Immunisation is rarely 100 per cent effective across the whole community, so there could be difficult decisions ahead about which vaccine is approved for community use. In more normal times, pharmaceutical companies will test different forms and doses of a vaccine across all sectors of the community, for example, age, sex and race, to ensure the approved vaccine is safe and provides effective and long-term protection. In a pandemic, should we condense this process to provide protection as soon as possible, or should we conduct extensive testing and ensure the best and most effective vaccine? It’s a difficult balance.
Are any of your collaborators working on COVID-19? If so, are they benefiting from the research that has come out of your lab?
If a vaccine is not available in the short to mid-term, what are the best strategies that we can employ to live with this virus in the community?
Until the whole population is immunised, the most important thing is to reduce transmission within the community. To do this, we need to identify areas of greatest risk and modify our behaviour to reduce the chances of infection. This can take many forms and some will be specific to particular settings; for example, new workplace safety guidelines for some industries, but we can all reduce the risk of transmission by social distancing, disinfecting hands and surfaces, wearing masks, and most importantly, getting tested for COVID if symptoms arise and quarantining when you are waiting for test results or when you are infected. A big advantage we have is that most people can recover from COVID quickly in their own homes, so if they are careful to avoid infecting other people, that outbreak of the virus can be snuffed out entirely. If we can do this across the community, then the virus is entirely manageable.

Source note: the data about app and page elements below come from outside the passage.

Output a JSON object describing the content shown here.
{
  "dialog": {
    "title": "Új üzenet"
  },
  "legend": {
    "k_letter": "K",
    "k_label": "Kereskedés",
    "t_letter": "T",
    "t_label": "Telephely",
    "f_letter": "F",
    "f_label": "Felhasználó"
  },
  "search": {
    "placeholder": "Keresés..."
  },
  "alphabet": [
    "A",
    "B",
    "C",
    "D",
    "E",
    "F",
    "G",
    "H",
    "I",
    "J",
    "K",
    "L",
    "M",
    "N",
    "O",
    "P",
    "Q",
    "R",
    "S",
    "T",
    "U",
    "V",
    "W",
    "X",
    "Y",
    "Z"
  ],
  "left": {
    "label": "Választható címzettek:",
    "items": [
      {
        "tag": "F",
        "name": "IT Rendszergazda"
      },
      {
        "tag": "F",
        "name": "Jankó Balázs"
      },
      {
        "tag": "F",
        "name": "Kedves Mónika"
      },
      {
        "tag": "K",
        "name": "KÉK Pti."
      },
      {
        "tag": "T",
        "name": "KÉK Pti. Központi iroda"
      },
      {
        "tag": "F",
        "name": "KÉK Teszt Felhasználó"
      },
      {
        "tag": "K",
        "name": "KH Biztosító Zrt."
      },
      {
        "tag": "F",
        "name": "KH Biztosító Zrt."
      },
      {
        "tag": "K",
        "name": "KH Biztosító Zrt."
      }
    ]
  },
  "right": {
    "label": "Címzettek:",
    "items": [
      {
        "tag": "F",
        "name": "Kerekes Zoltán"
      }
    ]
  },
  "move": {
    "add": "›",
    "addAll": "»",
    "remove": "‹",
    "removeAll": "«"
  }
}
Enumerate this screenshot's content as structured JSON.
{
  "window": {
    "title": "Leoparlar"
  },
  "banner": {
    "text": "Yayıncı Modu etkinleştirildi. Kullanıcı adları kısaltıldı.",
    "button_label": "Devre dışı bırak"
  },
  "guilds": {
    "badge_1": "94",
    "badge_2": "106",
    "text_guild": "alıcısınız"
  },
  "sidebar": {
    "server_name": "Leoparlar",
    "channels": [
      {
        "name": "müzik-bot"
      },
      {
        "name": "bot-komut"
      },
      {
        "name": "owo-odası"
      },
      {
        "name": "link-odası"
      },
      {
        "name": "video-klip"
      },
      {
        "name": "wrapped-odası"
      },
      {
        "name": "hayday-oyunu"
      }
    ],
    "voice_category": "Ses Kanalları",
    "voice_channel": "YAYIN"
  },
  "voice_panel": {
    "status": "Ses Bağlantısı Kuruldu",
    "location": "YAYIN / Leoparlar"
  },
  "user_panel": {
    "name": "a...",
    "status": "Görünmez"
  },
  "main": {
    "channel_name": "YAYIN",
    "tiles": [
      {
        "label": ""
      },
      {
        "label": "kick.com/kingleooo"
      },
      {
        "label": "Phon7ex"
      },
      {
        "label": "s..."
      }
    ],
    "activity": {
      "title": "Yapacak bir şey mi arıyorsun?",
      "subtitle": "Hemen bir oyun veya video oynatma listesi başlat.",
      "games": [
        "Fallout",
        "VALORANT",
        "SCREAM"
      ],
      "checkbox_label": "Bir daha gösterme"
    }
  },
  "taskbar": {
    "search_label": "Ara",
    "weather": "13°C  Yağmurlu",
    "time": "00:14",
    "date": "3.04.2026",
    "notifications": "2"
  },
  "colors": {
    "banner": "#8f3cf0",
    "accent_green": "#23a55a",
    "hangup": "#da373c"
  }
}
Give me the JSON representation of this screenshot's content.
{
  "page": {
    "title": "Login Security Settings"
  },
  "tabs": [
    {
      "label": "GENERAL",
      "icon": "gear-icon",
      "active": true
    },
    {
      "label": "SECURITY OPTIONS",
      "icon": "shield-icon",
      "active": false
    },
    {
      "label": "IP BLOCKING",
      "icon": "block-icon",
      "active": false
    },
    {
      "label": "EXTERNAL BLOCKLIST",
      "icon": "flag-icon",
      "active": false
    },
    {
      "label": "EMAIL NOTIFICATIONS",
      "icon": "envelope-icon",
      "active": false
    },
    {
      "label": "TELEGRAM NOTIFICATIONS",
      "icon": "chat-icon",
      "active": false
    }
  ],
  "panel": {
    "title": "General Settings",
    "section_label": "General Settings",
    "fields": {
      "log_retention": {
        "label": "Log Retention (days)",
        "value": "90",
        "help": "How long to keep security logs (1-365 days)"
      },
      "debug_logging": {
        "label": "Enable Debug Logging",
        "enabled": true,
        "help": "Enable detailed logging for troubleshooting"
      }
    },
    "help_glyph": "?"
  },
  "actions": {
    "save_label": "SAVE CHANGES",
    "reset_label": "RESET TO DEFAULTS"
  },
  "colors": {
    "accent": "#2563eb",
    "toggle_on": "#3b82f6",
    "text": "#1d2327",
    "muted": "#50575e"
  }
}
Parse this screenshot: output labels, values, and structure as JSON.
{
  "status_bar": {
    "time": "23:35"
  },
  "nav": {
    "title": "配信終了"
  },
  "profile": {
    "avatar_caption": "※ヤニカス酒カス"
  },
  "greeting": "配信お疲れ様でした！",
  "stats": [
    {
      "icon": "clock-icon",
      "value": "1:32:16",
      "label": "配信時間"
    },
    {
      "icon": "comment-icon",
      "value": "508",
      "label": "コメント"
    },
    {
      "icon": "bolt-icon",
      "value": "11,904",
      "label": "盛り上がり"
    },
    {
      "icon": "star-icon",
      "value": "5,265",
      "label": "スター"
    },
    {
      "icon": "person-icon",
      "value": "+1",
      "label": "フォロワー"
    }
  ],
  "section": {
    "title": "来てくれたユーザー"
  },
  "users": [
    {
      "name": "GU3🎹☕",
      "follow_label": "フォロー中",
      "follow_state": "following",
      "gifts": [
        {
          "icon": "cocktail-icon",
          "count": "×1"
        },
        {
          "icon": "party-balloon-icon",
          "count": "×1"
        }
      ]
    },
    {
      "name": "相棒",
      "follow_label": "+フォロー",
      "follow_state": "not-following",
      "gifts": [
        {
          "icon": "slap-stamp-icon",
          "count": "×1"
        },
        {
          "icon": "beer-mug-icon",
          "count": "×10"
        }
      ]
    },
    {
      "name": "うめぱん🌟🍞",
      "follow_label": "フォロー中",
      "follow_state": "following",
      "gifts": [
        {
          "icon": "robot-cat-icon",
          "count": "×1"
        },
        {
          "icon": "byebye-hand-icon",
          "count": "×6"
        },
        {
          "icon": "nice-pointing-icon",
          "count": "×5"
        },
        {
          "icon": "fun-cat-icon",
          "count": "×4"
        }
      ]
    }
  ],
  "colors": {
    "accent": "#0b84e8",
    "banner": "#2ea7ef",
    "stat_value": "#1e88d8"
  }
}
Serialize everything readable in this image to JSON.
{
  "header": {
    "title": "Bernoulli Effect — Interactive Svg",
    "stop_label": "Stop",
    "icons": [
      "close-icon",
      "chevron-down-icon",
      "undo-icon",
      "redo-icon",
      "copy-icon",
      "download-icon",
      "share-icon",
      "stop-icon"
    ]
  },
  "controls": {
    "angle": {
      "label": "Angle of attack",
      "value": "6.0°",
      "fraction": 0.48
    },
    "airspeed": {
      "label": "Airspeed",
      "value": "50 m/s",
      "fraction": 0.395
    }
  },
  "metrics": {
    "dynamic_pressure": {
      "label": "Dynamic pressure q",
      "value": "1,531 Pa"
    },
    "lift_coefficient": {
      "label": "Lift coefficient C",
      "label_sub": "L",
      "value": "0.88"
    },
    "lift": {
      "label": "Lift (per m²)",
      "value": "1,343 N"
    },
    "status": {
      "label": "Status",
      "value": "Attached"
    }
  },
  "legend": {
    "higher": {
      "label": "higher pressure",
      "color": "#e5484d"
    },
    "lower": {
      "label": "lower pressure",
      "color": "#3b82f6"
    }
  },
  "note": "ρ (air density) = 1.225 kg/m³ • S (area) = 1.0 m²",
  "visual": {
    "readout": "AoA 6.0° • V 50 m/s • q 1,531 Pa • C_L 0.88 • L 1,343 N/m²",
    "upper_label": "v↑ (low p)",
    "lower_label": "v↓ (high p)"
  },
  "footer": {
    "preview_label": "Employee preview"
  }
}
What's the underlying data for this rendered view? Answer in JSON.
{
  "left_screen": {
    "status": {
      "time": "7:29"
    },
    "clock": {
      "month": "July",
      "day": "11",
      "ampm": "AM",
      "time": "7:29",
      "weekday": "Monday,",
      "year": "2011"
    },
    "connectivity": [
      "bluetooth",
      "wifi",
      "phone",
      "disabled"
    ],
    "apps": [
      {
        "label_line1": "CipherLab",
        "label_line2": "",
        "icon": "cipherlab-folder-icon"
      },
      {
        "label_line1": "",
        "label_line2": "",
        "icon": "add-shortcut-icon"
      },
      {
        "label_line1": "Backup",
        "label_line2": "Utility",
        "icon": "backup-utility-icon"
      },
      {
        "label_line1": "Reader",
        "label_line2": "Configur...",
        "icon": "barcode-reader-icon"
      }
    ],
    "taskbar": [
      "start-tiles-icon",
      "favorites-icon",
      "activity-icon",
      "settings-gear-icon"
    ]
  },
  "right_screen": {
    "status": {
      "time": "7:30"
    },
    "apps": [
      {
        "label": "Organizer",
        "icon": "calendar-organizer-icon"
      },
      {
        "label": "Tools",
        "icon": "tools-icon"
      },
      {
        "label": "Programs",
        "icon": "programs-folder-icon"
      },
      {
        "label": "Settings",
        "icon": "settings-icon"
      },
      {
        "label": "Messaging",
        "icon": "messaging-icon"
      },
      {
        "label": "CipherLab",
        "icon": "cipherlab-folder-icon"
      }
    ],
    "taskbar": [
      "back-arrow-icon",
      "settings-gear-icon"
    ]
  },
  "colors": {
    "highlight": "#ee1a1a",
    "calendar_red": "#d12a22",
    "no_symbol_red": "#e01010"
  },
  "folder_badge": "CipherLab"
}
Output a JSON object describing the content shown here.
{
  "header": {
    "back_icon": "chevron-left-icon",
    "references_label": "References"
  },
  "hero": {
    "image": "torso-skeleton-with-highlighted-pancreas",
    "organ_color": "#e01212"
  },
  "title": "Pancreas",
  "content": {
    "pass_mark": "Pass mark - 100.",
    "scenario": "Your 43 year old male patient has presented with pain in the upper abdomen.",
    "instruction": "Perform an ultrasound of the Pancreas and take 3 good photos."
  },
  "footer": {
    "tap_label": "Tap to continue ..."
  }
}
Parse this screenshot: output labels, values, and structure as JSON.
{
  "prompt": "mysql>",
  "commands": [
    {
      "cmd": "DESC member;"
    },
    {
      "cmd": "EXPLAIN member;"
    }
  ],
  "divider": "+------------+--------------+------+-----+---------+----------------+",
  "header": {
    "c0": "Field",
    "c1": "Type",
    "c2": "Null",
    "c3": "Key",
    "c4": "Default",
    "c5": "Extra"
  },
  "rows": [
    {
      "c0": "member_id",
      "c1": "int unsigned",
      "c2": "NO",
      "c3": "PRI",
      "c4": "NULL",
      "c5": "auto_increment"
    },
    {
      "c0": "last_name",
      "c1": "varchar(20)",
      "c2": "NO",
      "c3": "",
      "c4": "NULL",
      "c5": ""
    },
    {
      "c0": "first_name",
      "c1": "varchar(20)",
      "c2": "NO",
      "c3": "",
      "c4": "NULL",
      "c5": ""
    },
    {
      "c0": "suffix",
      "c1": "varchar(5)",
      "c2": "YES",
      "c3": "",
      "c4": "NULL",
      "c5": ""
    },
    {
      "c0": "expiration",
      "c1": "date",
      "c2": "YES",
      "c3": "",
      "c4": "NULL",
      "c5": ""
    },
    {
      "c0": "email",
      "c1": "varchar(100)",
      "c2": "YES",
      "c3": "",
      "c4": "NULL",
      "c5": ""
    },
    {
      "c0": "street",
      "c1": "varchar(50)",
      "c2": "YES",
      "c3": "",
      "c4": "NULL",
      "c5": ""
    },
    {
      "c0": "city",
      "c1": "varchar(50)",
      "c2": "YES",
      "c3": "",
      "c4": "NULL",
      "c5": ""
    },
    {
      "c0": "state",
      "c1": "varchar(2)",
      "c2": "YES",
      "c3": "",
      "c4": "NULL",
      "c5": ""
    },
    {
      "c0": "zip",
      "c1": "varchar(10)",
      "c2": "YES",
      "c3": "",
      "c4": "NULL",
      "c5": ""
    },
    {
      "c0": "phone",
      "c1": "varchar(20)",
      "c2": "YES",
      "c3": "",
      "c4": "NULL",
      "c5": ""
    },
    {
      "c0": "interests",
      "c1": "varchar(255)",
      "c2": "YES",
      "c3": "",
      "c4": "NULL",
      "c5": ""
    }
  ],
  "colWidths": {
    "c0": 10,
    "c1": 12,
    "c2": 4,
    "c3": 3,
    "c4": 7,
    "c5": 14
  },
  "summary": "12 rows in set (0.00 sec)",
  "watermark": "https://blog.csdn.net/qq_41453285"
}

Professor Stuart Berzins is Professor of Immunology in the School of Science, Psychology and Sport. He leads a group that studies the regulation of human immune responses in cancer and other settings in collaboration with clinicians and research groups from other scientific institutes.